The 2021 documentary Tina, which chronicled the life and indelible impact of the music legend Tina Turner, was often forced to sustain simultaneous currents of awe and devastation as it chronicled both Turner’s fiery debut on the public stage in the 1960s and the vicious abuse to which she was subjected by her then-husband and musical partner Ike Turner. But the movie saved one of its biggest shocks for the end. Rather than using the movie to orchestrate another comeback, Turner had chosen it as her venue to say farewell. In its final moments, the 81-year-old star told us that the film we were watching would be her last statement as a public figure. According to her second husband, Erwin Bach, she had told him, “I’m going to America, and I’m going to say goodbye to my American fans, and I’ll wrap it up.”
The documentary arrived two years after the Broadway debut of Tina: The Tina Turner Musical, a jukebox musical based on Turner’s life that put her story and the sound she created—Slate pop critic Jack Hamilton called hers “one of the great voices of the 20th Century, a singer whose combination of power, precision, and otherworldly charisma is sui generis in American music”—in front of the people she could no longer enrapture in person. This might have been just another case of mining legacy IP for its remaining value, were it not for the sense of purpose that united the two productions, as well as an accompanying profile in the New York Times: the attempt to remind some audiences and introduce others to the place she held in popular music’s firmament.
Turner’s announcement at the end of Tina hit me with an unexpected feeling of sudden loss, but it also felt like the natural ending to the story of a woman who spent the early part of her career being told what she could do and who she was—Ike Turner didn’t even consult her before changing her professional name from Anna Mae Bullock—and then set her own terms in an industry that held her race and her gender and eventually her age against her.

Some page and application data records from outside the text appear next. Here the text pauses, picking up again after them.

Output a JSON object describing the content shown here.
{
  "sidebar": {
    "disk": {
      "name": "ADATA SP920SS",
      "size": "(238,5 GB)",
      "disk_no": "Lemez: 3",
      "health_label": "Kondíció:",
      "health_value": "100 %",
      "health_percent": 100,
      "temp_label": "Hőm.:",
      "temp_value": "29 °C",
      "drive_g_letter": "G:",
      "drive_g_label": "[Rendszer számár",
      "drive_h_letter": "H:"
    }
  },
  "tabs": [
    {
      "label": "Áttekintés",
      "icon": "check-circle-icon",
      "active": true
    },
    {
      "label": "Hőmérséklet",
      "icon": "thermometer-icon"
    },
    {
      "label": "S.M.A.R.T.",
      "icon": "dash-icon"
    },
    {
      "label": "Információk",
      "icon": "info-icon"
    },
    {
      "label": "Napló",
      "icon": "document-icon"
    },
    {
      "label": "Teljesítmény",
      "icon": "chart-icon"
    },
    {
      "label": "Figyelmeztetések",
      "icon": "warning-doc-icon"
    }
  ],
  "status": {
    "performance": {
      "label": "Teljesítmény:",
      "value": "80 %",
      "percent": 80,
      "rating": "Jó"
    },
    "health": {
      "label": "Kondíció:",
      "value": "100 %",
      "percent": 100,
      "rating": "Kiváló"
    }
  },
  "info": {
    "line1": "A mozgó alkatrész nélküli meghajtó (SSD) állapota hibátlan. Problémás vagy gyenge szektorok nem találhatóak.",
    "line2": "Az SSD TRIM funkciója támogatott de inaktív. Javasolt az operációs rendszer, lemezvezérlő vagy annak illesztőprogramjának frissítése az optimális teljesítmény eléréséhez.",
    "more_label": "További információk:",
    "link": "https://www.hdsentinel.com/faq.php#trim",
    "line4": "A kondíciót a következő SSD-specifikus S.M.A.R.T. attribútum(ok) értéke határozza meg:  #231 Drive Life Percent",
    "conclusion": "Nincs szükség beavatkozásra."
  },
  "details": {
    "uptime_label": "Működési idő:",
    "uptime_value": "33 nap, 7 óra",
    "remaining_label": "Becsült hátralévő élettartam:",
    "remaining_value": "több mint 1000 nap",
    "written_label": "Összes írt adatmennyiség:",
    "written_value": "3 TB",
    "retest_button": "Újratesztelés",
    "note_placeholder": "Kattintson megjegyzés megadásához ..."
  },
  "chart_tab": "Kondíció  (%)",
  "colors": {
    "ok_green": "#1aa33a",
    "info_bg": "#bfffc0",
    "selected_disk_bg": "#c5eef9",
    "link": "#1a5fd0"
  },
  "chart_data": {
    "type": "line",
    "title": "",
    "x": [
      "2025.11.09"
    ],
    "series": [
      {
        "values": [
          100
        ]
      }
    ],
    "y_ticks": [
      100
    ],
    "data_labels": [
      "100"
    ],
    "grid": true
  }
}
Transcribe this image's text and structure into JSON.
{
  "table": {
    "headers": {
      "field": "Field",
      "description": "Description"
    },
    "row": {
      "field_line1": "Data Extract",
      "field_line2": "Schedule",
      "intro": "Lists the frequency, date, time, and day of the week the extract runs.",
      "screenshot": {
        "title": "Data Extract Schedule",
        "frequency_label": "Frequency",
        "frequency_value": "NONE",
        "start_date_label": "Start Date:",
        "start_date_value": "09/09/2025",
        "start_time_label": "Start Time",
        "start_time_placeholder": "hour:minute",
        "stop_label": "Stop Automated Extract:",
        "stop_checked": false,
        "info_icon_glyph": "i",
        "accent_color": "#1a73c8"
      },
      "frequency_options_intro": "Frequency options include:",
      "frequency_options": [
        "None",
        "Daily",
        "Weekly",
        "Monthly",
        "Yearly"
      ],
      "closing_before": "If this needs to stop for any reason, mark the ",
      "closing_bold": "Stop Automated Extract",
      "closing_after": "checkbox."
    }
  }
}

With her autobiography, I, Tina, in 1986, with the 1993 feature film What’s Love Got to Do With It?, she kept defining herself over and over again, making sure we got the message. And with the musical and the documentary and the profile, she orchestrated her own exit from the public sphere, as if she were leaving strict instructions on how she wanted to be remembered. “How do you bow out slowly, just go away?” she asked at the end of Tina, but the movie was already her answer to that question.
When artists who have made a profound impact on our lives die, the first thing that follows the initial grief and the rush to share the news is the decision of how to commemorate them: which album to put on, which movie to watch, which cherished passage to reread. In Turner’s case, the answer is easy. Go home tonight and put on Tina. It’s what she wanted you to do.